== Source material

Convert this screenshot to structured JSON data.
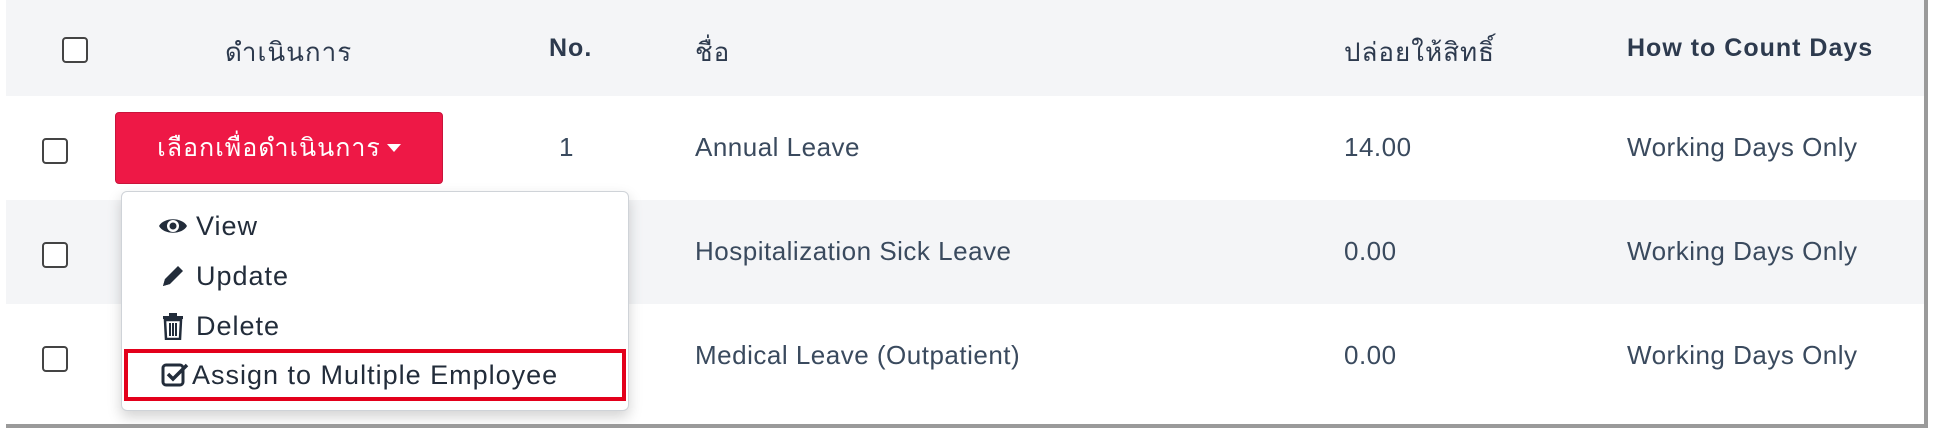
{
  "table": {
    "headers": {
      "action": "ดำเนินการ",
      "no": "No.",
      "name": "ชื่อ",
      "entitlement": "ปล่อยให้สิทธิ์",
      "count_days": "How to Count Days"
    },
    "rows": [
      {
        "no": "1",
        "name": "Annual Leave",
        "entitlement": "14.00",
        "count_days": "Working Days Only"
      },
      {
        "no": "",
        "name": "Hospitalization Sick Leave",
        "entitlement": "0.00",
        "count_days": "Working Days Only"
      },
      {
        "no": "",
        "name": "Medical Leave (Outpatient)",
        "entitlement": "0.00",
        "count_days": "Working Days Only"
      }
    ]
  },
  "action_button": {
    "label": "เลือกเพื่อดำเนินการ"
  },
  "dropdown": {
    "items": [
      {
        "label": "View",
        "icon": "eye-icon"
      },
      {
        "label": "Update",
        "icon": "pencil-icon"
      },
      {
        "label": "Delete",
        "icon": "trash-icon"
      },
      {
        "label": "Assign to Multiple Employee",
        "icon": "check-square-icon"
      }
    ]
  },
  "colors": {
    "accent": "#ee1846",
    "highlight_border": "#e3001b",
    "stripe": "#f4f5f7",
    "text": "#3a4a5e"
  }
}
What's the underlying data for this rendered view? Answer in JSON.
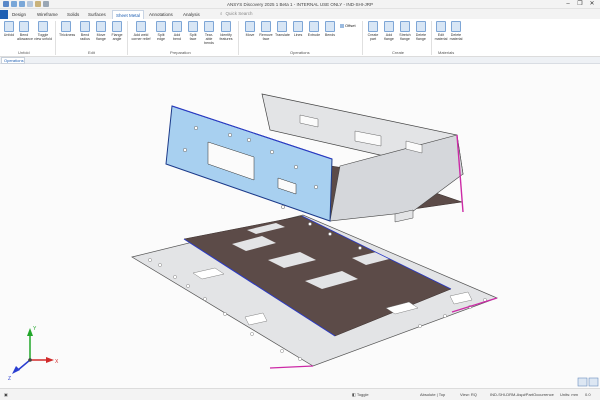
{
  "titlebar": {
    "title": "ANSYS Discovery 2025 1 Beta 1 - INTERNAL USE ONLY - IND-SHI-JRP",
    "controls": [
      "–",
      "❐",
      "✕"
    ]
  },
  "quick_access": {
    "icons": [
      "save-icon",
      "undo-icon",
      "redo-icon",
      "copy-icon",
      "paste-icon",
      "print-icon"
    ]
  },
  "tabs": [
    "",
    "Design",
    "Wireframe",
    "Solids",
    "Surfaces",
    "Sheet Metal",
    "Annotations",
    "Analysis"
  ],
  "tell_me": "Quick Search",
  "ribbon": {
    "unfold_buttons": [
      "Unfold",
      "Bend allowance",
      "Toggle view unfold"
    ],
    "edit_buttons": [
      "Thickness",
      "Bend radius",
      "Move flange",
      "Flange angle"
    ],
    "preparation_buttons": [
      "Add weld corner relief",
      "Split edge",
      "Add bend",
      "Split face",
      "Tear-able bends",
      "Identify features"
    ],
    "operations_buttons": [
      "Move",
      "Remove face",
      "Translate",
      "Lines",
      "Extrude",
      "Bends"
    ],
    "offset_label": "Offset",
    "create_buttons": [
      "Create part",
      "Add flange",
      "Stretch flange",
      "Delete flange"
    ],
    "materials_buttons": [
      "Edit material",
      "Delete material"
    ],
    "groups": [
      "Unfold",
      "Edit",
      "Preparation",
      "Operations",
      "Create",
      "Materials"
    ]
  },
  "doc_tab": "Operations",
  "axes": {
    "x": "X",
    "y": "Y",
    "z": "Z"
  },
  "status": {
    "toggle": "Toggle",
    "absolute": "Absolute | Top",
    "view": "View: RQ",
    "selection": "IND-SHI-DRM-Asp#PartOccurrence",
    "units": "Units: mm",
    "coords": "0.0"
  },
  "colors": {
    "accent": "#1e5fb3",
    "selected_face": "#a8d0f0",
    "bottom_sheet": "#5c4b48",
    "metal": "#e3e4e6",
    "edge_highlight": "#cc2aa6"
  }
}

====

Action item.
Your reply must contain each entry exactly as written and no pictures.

Expected output.
Convert this screenshot to structured JSON data.
{
  "table": {
    "headers": {
      "action": "ดำเนินการ",
      "no": "No.",
      "name": "ชื่อ",
      "entitlement": "ปล่อยให้สิทธิ์",
      "count_days": "How to Count Days"
    },
    "rows": [
      {
        "no": "1",
        "name": "Annual Leave",
        "entitlement": "14.00",
        "count_days": "Working Days Only"
      },
      {
        "no": "",
        "name": "Hospitalization Sick Leave",
        "entitlement": "0.00",
        "count_days": "Working Days Only"
      },
      {
        "no": "",
        "name": "Medical Leave (Outpatient)",
        "entitlement": "0.00",
        "count_days": "Working Days Only"
      }
    ]
  },
  "action_button": {
    "label": "เลือกเพื่อดำเนินการ"
  },
  "dropdown": {
    "items": [
      {
        "label": "View",
        "icon": "eye-icon"
      },
      {
        "label": "Update",
        "icon": "pencil-icon"
      },
      {
        "label": "Delete",
        "icon": "trash-icon"
      },
      {
        "label": "Assign to Multiple Employee",
        "icon": "check-square-icon"
      }
    ]
  },
  "colors": {
    "accent": "#ee1846",
    "highlight_border": "#e3001b",
    "stripe": "#f4f5f7",
    "text": "#3a4a5e"
  }
}
What's the underlying data for this rendered view? Answer in JSON.
{
  "titlebar": {
    "title": "ANSYS Discovery 2025 1 Beta 1 - INTERNAL USE ONLY - IND-SHI-JRP",
    "controls": [
      "–",
      "❐",
      "✕"
    ]
  },
  "quick_access": {
    "icons": [
      "save-icon",
      "undo-icon",
      "redo-icon",
      "copy-icon",
      "paste-icon",
      "print-icon"
    ]
  },
  "tabs": [
    "",
    "Design",
    "Wireframe",
    "Solids",
    "Surfaces",
    "Sheet Metal",
    "Annotations",
    "Analysis"
  ],
  "tell_me": "Quick Search",
  "ribbon": {
    "unfold_buttons": [
      "Unfold",
      "Bend allowance",
      "Toggle view unfold"
    ],
    "edit_buttons": [
      "Thickness",
      "Bend radius",
      "Move flange",
      "Flange angle"
    ],
    "preparation_buttons": [
      "Add weld corner relief",
      "Split edge",
      "Add bend",
      "Split face",
      "Tear-able bends",
      "Identify features"
    ],
    "operations_buttons": [
      "Move",
      "Remove face",
      "Translate",
      "Lines",
      "Extrude",
      "Bends"
    ],
    "offset_label": "Offset",
    "create_buttons": [
      "Create part",
      "Add flange",
      "Stretch flange",
      "Delete flange"
    ],
    "materials_buttons": [
      "Edit material",
      "Delete material"
    ],
    "groups": [
      "Unfold",
      "Edit",
      "Preparation",
      "Operations",
      "Create",
      "Materials"
    ]
  },
  "doc_tab": "Operations",
  "axes": {
    "x": "X",
    "y": "Y",
    "z": "Z"
  },
  "status": {
    "toggle": "Toggle",
    "absolute": "Absolute | Top",
    "view": "View: RQ",
    "selection": "IND-SHI-DRM-Asp#PartOccurrence",
    "units": "Units: mm",
    "coords": "0.0"
  },
  "colors": {
    "accent": "#1e5fb3",
    "selected_face": "#a8d0f0",
    "bottom_sheet": "#5c4b48",
    "metal": "#e3e4e6",
    "edge_highlight": "#cc2aa6"
  }
}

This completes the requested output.